"""

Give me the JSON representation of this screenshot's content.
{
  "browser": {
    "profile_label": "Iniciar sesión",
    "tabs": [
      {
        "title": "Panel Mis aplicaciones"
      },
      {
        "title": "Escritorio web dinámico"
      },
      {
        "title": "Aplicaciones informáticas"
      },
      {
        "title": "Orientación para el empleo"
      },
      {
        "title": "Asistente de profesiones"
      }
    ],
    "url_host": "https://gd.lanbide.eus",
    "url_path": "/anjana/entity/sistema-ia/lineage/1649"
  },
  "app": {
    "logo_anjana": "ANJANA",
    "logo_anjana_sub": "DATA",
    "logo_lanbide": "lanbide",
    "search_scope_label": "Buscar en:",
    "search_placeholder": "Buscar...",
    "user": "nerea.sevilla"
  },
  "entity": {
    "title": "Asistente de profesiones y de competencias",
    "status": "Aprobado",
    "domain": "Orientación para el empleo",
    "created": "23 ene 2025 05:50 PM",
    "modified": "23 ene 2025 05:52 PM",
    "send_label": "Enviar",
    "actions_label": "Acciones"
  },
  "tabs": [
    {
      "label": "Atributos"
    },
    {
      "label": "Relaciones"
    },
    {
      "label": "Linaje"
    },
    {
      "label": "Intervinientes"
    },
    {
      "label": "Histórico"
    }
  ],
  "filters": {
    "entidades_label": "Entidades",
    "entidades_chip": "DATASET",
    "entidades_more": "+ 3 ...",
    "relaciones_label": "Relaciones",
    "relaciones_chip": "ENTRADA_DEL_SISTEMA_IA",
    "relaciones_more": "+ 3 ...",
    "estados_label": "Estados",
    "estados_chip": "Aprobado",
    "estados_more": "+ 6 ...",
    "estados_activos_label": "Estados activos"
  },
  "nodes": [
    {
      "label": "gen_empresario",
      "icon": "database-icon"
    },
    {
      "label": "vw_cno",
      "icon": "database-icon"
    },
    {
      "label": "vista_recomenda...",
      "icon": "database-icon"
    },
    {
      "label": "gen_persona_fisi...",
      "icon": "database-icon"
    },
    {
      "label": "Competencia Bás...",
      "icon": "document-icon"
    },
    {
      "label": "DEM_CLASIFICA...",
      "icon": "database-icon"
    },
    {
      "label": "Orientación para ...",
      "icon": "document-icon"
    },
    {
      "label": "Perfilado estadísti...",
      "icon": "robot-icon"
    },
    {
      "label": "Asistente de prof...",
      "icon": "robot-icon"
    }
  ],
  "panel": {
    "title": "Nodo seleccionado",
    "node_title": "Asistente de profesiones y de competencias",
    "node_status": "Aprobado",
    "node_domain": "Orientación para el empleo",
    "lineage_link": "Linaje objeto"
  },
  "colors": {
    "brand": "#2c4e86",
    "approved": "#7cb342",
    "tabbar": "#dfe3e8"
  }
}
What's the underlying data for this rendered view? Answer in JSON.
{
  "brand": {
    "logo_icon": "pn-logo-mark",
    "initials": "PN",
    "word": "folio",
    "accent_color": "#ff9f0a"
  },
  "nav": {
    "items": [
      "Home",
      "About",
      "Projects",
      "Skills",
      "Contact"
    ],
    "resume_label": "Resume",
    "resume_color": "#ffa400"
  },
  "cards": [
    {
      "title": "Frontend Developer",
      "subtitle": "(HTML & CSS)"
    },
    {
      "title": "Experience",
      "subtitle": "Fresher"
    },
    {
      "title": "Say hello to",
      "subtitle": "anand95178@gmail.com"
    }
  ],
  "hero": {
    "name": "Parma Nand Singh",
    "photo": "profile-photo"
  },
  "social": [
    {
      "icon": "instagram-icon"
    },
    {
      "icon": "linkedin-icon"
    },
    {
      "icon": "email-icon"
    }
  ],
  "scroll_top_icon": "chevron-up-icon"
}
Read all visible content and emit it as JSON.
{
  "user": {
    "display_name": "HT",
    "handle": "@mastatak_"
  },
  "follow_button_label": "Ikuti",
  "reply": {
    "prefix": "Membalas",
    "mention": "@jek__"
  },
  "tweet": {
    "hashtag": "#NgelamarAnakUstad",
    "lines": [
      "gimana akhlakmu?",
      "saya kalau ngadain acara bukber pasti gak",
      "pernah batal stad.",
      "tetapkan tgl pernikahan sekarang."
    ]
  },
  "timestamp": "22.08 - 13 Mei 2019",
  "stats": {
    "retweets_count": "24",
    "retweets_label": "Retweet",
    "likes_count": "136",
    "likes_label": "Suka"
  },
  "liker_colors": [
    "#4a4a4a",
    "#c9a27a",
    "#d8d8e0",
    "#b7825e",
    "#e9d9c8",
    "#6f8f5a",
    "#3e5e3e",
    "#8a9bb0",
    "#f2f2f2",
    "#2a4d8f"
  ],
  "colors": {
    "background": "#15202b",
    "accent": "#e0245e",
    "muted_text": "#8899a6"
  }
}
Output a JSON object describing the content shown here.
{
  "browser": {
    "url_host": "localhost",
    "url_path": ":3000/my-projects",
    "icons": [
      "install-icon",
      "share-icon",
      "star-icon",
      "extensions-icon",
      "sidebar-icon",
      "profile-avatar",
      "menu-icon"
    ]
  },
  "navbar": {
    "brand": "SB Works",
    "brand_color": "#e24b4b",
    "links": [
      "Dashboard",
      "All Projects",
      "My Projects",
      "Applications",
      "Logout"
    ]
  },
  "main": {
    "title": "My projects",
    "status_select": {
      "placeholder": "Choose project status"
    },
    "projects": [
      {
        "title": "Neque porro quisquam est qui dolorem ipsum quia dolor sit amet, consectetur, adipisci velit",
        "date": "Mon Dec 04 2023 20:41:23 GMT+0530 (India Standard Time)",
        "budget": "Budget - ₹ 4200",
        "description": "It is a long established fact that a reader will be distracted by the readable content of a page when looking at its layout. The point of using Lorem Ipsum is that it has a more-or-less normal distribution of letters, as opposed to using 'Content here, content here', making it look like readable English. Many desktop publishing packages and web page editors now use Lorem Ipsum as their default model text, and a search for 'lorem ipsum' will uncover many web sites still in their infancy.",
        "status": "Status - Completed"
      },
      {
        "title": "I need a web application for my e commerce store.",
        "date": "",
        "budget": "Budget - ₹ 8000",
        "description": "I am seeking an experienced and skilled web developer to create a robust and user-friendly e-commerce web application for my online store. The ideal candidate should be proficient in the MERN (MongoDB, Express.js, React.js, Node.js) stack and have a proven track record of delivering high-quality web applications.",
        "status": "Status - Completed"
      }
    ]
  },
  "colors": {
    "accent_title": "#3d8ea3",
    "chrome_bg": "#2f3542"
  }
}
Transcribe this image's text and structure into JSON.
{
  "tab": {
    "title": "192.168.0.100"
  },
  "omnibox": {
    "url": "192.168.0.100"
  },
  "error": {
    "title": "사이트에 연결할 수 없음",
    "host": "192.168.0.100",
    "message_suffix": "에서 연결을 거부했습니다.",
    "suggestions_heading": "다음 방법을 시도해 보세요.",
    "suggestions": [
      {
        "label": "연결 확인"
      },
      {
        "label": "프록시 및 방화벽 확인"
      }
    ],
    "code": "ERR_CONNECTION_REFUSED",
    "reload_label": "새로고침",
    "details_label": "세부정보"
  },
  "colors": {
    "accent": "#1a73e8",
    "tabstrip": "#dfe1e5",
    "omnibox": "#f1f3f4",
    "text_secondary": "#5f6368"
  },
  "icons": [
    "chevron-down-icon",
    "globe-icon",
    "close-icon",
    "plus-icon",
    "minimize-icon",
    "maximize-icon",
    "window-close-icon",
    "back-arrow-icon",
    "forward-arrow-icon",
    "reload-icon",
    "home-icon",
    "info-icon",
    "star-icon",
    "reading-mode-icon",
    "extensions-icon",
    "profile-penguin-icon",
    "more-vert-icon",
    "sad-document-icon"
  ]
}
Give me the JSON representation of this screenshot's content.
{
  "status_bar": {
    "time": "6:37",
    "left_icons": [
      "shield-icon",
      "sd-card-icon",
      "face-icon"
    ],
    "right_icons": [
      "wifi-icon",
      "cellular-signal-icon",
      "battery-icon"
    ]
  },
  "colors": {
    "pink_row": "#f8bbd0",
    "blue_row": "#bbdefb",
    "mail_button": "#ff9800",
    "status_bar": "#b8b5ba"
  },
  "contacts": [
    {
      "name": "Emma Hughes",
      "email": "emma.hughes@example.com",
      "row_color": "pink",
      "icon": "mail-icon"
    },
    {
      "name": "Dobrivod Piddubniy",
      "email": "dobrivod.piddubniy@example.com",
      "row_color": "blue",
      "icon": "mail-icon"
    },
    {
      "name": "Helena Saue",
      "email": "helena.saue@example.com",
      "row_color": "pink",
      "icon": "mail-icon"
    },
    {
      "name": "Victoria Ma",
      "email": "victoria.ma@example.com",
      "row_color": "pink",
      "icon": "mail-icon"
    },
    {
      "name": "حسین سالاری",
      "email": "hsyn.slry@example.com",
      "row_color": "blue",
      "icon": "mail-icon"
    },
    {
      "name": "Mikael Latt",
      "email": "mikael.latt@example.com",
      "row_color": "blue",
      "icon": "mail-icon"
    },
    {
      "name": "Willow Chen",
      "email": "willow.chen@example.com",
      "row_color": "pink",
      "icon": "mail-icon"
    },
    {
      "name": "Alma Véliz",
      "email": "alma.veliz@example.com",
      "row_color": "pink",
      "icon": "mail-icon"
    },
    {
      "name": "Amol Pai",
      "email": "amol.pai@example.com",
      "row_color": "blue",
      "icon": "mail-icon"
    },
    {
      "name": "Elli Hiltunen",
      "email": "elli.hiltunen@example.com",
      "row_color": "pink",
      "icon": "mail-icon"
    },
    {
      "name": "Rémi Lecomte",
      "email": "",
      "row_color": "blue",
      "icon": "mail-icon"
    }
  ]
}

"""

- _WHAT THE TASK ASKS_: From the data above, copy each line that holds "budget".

- _WRITTEN ANSWER_:
        "budget": "Budget - ₹ 4200",
        "budget": "Budget - ₹ 8000",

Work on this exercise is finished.